# Data records
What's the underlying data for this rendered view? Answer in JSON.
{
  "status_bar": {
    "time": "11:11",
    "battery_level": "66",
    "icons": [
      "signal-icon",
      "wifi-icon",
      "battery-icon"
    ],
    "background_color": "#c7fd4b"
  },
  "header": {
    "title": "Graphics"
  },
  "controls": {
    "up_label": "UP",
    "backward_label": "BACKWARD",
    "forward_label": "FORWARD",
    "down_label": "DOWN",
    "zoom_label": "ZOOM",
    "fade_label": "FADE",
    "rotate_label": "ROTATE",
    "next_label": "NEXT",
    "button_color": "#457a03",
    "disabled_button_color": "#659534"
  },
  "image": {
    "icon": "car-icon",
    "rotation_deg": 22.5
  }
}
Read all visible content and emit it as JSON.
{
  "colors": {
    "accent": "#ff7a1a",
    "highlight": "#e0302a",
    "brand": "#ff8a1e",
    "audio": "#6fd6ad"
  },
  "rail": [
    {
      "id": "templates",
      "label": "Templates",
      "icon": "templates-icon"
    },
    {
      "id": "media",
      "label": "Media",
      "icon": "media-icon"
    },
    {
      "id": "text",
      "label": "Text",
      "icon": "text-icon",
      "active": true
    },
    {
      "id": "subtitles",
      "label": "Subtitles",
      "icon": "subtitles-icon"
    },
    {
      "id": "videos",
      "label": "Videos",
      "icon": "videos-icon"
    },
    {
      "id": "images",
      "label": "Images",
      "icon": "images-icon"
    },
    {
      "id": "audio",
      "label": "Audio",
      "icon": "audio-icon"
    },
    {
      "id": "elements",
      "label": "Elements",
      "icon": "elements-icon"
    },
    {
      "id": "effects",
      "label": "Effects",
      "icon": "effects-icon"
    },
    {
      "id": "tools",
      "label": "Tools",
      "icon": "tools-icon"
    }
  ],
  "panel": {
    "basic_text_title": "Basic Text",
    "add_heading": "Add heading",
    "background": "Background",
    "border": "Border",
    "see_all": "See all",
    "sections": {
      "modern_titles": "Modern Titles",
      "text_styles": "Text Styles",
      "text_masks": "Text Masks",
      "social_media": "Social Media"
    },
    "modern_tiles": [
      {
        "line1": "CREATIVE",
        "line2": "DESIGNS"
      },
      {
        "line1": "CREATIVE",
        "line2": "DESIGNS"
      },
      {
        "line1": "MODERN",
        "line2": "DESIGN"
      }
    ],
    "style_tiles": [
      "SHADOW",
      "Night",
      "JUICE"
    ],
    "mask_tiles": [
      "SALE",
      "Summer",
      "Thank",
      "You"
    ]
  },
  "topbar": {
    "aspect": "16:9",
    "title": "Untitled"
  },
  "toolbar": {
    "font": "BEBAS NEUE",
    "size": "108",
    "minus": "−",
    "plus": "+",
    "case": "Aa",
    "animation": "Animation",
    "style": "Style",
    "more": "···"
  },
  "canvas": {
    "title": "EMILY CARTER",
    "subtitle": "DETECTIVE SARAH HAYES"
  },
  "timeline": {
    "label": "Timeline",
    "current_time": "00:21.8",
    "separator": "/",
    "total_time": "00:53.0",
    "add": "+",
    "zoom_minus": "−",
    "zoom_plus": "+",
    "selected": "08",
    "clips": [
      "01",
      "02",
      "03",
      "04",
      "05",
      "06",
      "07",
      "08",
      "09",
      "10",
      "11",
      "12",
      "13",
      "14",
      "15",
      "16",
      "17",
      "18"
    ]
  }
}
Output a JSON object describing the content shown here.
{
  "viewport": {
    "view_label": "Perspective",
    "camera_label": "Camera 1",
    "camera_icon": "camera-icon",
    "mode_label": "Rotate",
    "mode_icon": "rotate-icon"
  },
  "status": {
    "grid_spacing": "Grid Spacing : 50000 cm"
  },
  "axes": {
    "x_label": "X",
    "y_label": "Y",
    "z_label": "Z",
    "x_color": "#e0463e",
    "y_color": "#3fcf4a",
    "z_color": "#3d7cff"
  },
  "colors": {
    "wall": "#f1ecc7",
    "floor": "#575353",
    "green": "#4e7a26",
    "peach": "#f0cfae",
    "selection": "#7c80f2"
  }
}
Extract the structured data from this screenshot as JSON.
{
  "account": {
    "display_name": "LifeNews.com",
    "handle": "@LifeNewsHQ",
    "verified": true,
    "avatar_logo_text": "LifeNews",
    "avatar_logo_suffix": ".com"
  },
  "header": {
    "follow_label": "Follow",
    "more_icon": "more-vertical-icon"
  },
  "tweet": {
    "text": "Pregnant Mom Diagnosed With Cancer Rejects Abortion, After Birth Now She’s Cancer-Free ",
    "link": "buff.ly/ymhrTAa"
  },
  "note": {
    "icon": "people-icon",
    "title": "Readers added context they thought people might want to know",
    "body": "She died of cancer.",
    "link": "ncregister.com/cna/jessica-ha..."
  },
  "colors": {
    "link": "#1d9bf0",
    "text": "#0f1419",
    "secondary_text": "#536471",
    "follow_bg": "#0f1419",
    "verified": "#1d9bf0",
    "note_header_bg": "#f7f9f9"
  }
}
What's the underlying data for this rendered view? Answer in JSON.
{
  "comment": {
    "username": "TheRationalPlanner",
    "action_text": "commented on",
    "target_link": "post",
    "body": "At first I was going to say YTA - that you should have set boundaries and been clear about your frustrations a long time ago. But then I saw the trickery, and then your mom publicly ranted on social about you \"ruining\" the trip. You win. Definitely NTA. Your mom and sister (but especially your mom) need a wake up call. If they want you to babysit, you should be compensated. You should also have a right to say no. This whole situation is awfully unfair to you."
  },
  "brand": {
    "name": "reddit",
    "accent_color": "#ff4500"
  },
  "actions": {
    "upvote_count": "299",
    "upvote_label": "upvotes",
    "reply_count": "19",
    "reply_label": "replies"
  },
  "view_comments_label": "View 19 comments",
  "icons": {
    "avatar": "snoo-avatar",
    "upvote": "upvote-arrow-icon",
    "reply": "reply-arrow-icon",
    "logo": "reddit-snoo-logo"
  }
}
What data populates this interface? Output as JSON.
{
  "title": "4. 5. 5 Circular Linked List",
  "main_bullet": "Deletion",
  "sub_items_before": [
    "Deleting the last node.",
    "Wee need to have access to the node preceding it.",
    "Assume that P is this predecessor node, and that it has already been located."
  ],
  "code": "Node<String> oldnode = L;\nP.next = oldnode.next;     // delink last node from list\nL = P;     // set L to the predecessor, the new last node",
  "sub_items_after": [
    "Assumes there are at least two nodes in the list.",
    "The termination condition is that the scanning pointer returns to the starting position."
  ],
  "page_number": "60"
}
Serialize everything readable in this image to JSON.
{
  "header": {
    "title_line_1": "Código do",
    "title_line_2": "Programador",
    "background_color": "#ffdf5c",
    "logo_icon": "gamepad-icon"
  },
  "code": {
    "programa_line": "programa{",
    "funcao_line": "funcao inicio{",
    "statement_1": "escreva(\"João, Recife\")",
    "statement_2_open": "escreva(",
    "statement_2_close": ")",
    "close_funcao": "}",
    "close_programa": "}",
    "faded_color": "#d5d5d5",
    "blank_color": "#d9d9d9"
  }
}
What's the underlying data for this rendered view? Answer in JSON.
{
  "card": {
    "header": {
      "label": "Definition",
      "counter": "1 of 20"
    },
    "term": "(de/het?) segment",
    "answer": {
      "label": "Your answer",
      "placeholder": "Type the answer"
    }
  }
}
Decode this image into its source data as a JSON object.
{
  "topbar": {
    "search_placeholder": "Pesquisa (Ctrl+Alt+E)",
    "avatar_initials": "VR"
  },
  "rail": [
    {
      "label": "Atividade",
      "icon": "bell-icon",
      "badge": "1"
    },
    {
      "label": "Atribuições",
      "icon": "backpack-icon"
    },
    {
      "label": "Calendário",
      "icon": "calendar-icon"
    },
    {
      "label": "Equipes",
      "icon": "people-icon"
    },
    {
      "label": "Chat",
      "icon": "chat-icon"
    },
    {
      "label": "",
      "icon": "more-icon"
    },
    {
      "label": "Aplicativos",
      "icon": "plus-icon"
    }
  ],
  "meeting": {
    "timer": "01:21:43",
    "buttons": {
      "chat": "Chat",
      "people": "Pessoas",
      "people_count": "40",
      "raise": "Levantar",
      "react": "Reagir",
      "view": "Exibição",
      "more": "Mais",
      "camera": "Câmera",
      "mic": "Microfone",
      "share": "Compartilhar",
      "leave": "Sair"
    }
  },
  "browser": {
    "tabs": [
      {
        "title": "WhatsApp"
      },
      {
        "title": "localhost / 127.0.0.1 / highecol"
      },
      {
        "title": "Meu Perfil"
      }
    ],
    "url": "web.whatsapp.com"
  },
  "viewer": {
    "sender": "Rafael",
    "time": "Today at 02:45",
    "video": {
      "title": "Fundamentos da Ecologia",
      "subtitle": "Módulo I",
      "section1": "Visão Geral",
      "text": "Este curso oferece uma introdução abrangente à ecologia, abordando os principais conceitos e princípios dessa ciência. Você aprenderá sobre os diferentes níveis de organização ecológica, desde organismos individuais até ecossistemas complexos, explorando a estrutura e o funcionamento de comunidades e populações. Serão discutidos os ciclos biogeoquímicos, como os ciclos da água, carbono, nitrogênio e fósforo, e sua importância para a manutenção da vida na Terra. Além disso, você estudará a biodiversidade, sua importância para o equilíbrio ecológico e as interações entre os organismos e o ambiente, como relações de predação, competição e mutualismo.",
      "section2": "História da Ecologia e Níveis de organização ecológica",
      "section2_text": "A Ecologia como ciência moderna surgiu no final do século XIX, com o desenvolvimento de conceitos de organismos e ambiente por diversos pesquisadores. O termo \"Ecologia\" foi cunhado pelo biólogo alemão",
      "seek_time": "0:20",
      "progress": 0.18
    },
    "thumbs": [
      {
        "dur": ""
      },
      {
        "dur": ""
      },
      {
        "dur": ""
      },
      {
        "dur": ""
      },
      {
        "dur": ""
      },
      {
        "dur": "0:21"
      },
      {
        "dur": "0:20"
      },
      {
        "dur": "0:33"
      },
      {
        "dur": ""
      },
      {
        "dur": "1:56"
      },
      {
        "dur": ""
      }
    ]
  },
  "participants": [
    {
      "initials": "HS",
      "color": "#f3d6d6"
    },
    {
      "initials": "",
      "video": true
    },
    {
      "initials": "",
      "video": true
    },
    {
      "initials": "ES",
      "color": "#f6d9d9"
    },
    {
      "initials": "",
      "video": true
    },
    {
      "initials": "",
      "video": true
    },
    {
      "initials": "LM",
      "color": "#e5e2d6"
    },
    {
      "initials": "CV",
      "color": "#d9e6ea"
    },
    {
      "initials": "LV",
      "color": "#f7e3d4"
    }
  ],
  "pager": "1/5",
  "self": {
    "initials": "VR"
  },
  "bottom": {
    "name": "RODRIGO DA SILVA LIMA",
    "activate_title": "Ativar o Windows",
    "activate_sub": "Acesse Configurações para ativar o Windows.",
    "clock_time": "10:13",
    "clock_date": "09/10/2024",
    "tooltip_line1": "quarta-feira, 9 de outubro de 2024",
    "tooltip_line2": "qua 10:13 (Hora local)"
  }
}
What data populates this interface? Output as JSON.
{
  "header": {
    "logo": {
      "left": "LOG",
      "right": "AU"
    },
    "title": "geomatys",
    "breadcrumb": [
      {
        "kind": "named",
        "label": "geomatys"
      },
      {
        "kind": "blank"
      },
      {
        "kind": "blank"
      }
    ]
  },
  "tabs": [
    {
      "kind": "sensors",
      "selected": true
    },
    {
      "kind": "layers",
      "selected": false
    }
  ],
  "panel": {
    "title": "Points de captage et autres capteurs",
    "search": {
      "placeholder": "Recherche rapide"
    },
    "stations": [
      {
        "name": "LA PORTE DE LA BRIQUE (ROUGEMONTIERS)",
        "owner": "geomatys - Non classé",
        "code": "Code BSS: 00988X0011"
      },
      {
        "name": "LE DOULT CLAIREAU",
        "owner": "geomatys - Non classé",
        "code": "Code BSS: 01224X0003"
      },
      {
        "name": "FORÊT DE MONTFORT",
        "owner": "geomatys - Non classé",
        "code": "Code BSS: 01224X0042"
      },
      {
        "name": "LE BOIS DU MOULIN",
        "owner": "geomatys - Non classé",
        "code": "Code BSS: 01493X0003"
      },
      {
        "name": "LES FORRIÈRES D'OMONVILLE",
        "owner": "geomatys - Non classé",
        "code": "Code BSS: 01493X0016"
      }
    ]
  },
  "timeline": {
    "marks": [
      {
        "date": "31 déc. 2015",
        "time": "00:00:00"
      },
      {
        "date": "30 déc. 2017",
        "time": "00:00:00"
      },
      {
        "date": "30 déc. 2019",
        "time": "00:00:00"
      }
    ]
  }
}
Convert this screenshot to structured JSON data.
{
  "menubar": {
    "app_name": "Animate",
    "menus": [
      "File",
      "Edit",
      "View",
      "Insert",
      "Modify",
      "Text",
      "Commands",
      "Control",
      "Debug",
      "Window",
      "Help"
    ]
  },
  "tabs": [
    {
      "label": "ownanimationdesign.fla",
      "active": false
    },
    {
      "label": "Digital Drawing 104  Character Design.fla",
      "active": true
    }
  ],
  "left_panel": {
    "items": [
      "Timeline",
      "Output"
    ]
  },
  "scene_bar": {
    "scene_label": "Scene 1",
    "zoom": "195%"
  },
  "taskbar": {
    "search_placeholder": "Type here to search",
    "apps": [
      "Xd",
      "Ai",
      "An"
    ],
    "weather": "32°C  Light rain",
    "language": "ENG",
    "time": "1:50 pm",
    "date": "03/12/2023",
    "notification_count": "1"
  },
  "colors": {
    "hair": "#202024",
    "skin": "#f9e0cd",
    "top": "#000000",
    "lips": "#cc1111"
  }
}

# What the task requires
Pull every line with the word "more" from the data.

# Exercise output
    "more": "···"
    "more_icon": "more-vertical-icon"
      "icon": "more-icon"
      "more": "Mais",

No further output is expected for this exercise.